February 15, 2019
This article presents estimates of the US undocumented population for 2017 derived by the Center for Migration Studies of New York (CMS). It focuses on the steep decline in the undocumented population from Mexico since 2010. While the president has focused the nation’s attention on the border wall, half a million US undocumented residents from Mexico left the undocumented population in 2016 alone, more than three times the number that arrived that year, leading to an overall decrease of nearly 400,000 undocumented residents from Mexico from 2016 to 2017. From 2010 to 2017, the undocumented population from Mexico fell by a remarkable 1.3 million.
For the past 10 years, the primary mode of entry for the undocumented population has been to overstay temporary visas. This article provides estimates of the number of noncitizens who overstayed temporary visas and those who entered without inspection (EWIs) in 2016 by the top five countries of origin.
Summary of Findings
- The US undocumented population from Mexico fell by almost 400,000 in 2017.
- In 2017, for the first time, the population from Mexico constituted less than one half of the total undocumented population.
- Since 2010, the undocumented population from Mexico has declined by 1.3 million.
- In California, the undocumented population from Mexico has declined by 26 percent since 2010, falling from 2.0 to 1.5 million; it also dropped by 50 percent in Alabama, and by one third in Georgia, New York, and New Mexico.

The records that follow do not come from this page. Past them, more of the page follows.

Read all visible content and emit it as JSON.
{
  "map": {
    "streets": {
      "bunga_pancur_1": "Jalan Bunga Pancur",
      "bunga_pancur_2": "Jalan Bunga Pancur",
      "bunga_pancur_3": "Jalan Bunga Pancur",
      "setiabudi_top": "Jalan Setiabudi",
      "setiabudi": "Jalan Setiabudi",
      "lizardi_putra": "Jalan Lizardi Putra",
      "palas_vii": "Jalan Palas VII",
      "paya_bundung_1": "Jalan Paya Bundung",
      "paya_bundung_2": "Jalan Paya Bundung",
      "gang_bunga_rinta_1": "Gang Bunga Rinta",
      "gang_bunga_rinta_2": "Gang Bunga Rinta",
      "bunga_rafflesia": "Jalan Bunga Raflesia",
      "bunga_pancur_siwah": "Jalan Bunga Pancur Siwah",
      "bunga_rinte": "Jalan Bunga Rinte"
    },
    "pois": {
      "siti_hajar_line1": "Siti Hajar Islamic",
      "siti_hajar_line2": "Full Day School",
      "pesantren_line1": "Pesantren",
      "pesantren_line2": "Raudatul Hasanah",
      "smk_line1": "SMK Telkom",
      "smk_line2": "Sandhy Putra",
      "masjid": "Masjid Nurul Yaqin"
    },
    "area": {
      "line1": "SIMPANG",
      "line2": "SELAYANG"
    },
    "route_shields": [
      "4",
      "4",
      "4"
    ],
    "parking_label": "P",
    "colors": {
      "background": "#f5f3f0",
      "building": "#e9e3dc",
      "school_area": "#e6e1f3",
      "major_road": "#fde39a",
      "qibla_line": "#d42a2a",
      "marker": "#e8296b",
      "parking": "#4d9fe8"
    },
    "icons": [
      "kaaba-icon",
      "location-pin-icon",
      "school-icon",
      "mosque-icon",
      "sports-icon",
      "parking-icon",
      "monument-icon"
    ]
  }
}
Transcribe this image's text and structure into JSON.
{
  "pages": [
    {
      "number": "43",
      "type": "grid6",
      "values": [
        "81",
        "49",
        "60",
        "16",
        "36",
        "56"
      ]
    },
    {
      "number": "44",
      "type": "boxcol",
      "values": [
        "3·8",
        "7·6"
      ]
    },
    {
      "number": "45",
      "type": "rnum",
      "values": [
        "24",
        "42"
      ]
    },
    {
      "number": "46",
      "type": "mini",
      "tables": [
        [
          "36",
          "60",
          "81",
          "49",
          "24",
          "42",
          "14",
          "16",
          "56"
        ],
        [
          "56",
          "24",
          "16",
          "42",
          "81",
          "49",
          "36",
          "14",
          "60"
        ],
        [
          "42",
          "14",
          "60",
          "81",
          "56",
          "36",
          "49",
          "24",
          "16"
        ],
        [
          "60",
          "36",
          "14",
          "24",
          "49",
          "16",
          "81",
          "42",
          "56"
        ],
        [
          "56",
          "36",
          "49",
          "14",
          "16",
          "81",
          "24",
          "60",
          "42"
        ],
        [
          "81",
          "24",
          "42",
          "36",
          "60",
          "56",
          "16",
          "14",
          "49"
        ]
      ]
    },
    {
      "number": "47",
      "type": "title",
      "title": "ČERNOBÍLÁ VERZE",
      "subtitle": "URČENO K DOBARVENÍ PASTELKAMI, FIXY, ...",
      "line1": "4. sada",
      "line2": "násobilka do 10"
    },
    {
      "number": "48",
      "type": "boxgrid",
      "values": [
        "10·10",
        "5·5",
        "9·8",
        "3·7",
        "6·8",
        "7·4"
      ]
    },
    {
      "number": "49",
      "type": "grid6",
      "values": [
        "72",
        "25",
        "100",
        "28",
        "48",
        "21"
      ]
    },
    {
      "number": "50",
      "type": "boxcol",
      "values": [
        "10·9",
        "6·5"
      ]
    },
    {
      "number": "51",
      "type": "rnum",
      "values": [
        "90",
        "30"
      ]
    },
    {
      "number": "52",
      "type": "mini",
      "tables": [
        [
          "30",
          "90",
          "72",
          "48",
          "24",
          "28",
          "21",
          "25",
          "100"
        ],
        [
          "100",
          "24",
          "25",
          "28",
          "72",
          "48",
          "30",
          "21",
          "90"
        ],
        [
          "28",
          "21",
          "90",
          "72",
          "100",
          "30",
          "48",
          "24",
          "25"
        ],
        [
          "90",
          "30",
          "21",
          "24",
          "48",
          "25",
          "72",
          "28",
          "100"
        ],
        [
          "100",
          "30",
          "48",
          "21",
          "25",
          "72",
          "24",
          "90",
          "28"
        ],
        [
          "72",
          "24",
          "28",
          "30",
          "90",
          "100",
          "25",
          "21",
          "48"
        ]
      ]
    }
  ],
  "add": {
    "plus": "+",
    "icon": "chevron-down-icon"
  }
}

- The undocumented population from Venezuela grew rapidly after 2013, increasing from 60,000 to 145,000 in just four years.
- Visa overstays have significantly exceeded illegal border crossings during each of the last seven years.
- Mexico was the leading country for overstays in 2017, with about twice as many as India or China.
The estimates presented here were derived by CMS based on information collected in the Census Bureau’s annual American Community Survey (ACS). The procedures used to derive detailed estimates of the undocumented population are described in Warren (2014). CMS used its annual estimates of the undocumented population for 2010 to 2017 — by state of residence, country of origin, and year of entry — to compile the information described here. Additional methodological details appear as footnotes or as notes in the tables.
 In 2016, the US undocumented population from Mexico that arrived before 2016 was 5.6 million; one year later, in 2017, the number that arrived before 2016 had dropped to 5.1 million, indicating that half a million had left the undocumented population from Mexico.
 Undocumented residents leave the population by being removed, emigrating voluntarily, adjusting to permanent legal status, or dying.